  • Monday 13 February – St Ann’s Valley Centre foyer 10am – 12pm
  • Wednesday 15 February – Clifton Cornerstone foyer 10am – 12pm
  • Thursday 16 February – Mary Potter Centre foyer 10am – 12pm
  • Monday 20 February – Bulwell Riverside foyer 10am – 12pm.

They will be on hand to give one-to-one advice on how to cut household energy bills, from checking that households are in receipt of all the benefits they are entitled to, to quick wins around the home to save energy.

Nottingham residents who are concerned about energy bills can always contact Nottingham Energy Partnership for expert impartial advice from how to save energy in the home to help accessing grants and loans for energy efficiency improvements.  Over 60s and families may be eligible for their Nottinghamshire Healthy Housing Service which can help with boiler replacement and servicing and insulation measures.
Contact Nottingham Energy Partnership on 0115 985 9057

The City Council’s Portfolio Holder for Energy and Sustainability, Councillor Alan Clark, said: “I’m really pleased that we have been able to bring in so much extra funding to the city to tackle fuel poverty.
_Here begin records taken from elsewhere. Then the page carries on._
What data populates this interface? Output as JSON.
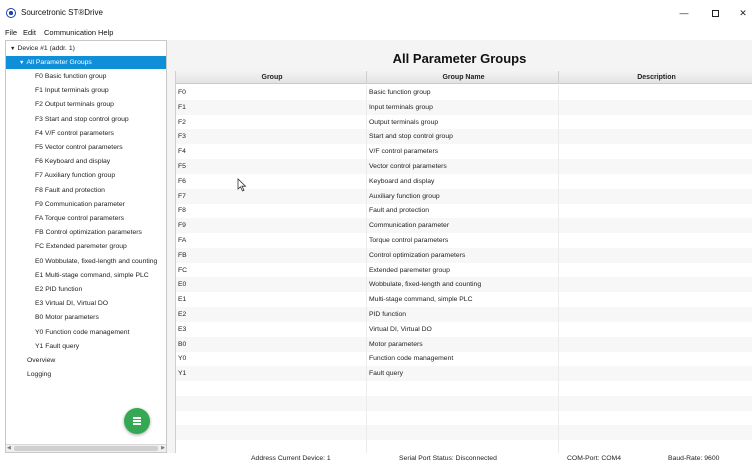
{
  "window": {
    "title": "Sourcetronic ST®Drive",
    "minimize_label": "—",
    "close_label": "✕",
    "icon": "app-logo-icon"
  },
  "menu": [
    "File",
    "Edit",
    "Communication",
    "Help"
  ],
  "sidebar": {
    "device_label": "Device #1 (addr. 1)",
    "all_groups_label": "All Parameter Groups",
    "groups": [
      "F0 Basic function group",
      "F1 Input terminals group",
      "F2 Output terminals group",
      "F3 Start and stop control group",
      "F4 V/F control parameters",
      "F5 Vector control parameters",
      "F6 Keyboard and display",
      "F7 Auxiliary function group",
      "F8 Fault and protection",
      "F9 Communication parameter",
      "FA Torque control parameters",
      "FB Control optimization parameters",
      "FC Extended paremeter group",
      "E0 Wobbulate, fixed-length and counting",
      "E1 Multi-stage command, simple PLC",
      "E2 PID function",
      "E3 Virtual DI, Virtual DO",
      "B0 Motor parameters",
      "Y0 Function code management",
      "Y1 Fault query"
    ],
    "overview_label": "Overview",
    "logging_label": "Logging",
    "fab_icon": "menu-icon"
  },
  "main": {
    "title": "All Parameter Groups",
    "columns": [
      "Group",
      "Group Name",
      "Description"
    ],
    "rows": [
      {
        "group": "F0",
        "name": "Basic function group",
        "description": ""
      },
      {
        "group": "F1",
        "name": "Input terminals group",
        "description": ""
      },
      {
        "group": "F2",
        "name": "Output terminals group",
        "description": ""
      },
      {
        "group": "F3",
        "name": "Start and stop control group",
        "description": ""
      },
      {
        "group": "F4",
        "name": "V/F control parameters",
        "description": ""
      },
      {
        "group": "F5",
        "name": "Vector control parameters",
        "description": ""
      },
      {
        "group": "F6",
        "name": "Keyboard and display",
        "description": ""
      },
      {
        "group": "F7",
        "name": "Auxiliary function group",
        "description": ""
      },
      {
        "group": "F8",
        "name": "Fault and protection",
        "description": ""
      },
      {
        "group": "F9",
        "name": "Communication parameter",
        "description": ""
      },
      {
        "group": "FA",
        "name": "Torque control parameters",
        "description": ""
      },
      {
        "group": "FB",
        "name": "Control optimization parameters",
        "description": ""
      },
      {
        "group": "FC",
        "name": "Extended paremeter group",
        "description": ""
      },
      {
        "group": "E0",
        "name": "Wobbulate, fixed-length and counting",
        "description": ""
      },
      {
        "group": "E1",
        "name": "Multi-stage command, simple PLC",
        "description": ""
      },
      {
        "group": "E2",
        "name": "PID function",
        "description": ""
      },
      {
        "group": "E3",
        "name": "Virtual DI, Virtual DO",
        "description": ""
      },
      {
        "group": "B0",
        "name": "Motor parameters",
        "description": ""
      },
      {
        "group": "Y0",
        "name": "Function code management",
        "description": ""
      },
      {
        "group": "Y1",
        "name": "Fault query",
        "description": ""
      }
    ],
    "empty_rows": 5
  },
  "status": {
    "address": "Address Current Device: 1",
    "serial": "Serial Port Status: Disconnected",
    "com": "COM-Port: COM4",
    "baud": "Baud-Rate: 9600"
  },
  "colors": {
    "selection": "#0e8fd7",
    "fab": "#35a853",
    "app_icon": "#1f3fa8"
  }
}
As well as setting up  the UK’s first council-run not-for-profit energy company, Robin Hood Energy, we have a proven track record in delivering large energy efficiency programmes and we are well set to capitalise on future funding opportunities.

“Unfortunately at the moment no further funding has been announced, and we are engaging with the Government to ensure that Nottingham’s needs are known. National campaigns such as this are really helpful as they highlight the scale of the problem in the UK.”

Nottingham City Homes chief executive Nick Murphy said: “Tackling fuel poverty is a huge priority for us; we are committed to ensuring that our tenants can afford to heat their homes well every winter. To meet this commitment we have an ongoing investment programme to bring our properties up to an Energy Performance Certificate (EPC) level C by 2018.”
New research by National Energy Action shows that energy efficiency problems such as damp and unhealthily low temperatures are more prevalent in privately rented homes such as shared properties, bedsits and hostels. In a recent national survey over two thirds said residents cannot afford to heat their room or shared space adequately. A similar number said the worst rental properties have such inadequate heating and insulation that it is impossible to keep them warm and free from damp.

Portfolio holder for Housing and Planning, Councillor Jane Urquhart, said: “Nottingham has proven to be extremely proactive in offering practical and advisory support to help residents secure energy efficiency improvements to their homes and educating people to become more savvy when it comes to affordable warmth.

“The private rented sector can be difficult to engage with but we’re hoping to drive up standards through our proposed Selective Licensing scheme which is currently out to consultation until March.  This would require all private sector landlords operating in the city to demonstrate that their properties meet acceptable property standards including the prevention of excess cold.”